━━━ Records supplied ━━━

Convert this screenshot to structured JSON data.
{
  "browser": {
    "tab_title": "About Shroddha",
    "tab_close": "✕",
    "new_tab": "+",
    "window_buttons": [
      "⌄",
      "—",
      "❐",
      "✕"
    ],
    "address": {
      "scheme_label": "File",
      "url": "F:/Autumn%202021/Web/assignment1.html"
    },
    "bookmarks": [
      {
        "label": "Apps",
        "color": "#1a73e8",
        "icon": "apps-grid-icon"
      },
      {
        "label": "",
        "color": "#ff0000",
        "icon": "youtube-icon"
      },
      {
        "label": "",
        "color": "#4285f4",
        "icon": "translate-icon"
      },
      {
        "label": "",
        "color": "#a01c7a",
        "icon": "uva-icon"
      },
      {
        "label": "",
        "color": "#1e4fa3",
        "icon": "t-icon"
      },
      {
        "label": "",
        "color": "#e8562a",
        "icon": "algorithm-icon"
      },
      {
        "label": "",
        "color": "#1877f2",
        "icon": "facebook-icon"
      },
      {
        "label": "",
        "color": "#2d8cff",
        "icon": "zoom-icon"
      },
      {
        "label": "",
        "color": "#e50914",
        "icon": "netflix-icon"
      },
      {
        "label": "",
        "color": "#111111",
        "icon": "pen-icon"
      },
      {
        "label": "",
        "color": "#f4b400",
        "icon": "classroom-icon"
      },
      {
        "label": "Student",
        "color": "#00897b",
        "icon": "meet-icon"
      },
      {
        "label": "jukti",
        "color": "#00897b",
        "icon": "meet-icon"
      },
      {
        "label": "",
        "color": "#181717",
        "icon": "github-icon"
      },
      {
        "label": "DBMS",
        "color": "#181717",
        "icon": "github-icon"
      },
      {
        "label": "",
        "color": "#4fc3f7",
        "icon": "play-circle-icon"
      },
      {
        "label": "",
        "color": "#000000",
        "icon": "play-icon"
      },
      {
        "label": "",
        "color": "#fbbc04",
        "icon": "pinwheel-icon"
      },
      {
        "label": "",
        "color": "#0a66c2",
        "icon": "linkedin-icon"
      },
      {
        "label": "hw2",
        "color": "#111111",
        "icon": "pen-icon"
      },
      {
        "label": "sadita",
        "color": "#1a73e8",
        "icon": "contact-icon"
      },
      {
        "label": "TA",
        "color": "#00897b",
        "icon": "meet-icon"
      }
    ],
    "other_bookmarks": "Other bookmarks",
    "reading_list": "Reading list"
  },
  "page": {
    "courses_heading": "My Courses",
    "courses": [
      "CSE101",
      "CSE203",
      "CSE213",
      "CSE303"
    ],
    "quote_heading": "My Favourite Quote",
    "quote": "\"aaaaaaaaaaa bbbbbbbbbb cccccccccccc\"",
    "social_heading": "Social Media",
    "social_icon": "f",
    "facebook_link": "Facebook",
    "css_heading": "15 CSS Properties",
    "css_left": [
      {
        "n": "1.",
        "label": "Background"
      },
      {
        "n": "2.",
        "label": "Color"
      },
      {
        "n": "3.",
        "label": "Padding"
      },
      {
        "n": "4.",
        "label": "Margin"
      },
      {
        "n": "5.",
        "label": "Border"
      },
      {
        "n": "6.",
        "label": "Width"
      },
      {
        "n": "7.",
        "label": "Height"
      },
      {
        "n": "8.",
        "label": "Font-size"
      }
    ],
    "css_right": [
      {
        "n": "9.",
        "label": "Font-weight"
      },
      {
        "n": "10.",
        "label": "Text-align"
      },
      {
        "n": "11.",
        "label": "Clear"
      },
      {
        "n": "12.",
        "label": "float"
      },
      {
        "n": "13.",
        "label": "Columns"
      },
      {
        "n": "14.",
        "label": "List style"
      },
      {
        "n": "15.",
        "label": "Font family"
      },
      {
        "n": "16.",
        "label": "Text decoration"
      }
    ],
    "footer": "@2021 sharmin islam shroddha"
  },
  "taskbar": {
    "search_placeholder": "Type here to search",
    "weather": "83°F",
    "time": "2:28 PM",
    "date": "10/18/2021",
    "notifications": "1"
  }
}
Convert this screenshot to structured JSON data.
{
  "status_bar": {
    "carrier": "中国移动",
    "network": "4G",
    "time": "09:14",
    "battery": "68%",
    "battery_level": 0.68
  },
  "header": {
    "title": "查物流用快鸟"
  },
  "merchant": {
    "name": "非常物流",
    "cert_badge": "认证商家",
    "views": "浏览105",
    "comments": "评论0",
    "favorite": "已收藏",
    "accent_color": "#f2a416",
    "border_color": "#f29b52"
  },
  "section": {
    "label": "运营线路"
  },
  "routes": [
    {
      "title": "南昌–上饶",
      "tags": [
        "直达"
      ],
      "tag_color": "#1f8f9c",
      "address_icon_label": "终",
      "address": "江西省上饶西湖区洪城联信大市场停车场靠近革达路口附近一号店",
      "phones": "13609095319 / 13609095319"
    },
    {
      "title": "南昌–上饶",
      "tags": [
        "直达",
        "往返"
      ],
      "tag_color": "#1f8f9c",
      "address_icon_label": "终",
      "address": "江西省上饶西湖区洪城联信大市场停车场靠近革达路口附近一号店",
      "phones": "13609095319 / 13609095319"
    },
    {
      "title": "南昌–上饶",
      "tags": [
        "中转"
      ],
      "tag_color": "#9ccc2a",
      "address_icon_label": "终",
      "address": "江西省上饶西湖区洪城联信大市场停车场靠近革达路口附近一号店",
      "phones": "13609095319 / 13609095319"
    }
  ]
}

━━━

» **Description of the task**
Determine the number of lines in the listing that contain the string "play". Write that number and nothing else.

» **Exercise result**
2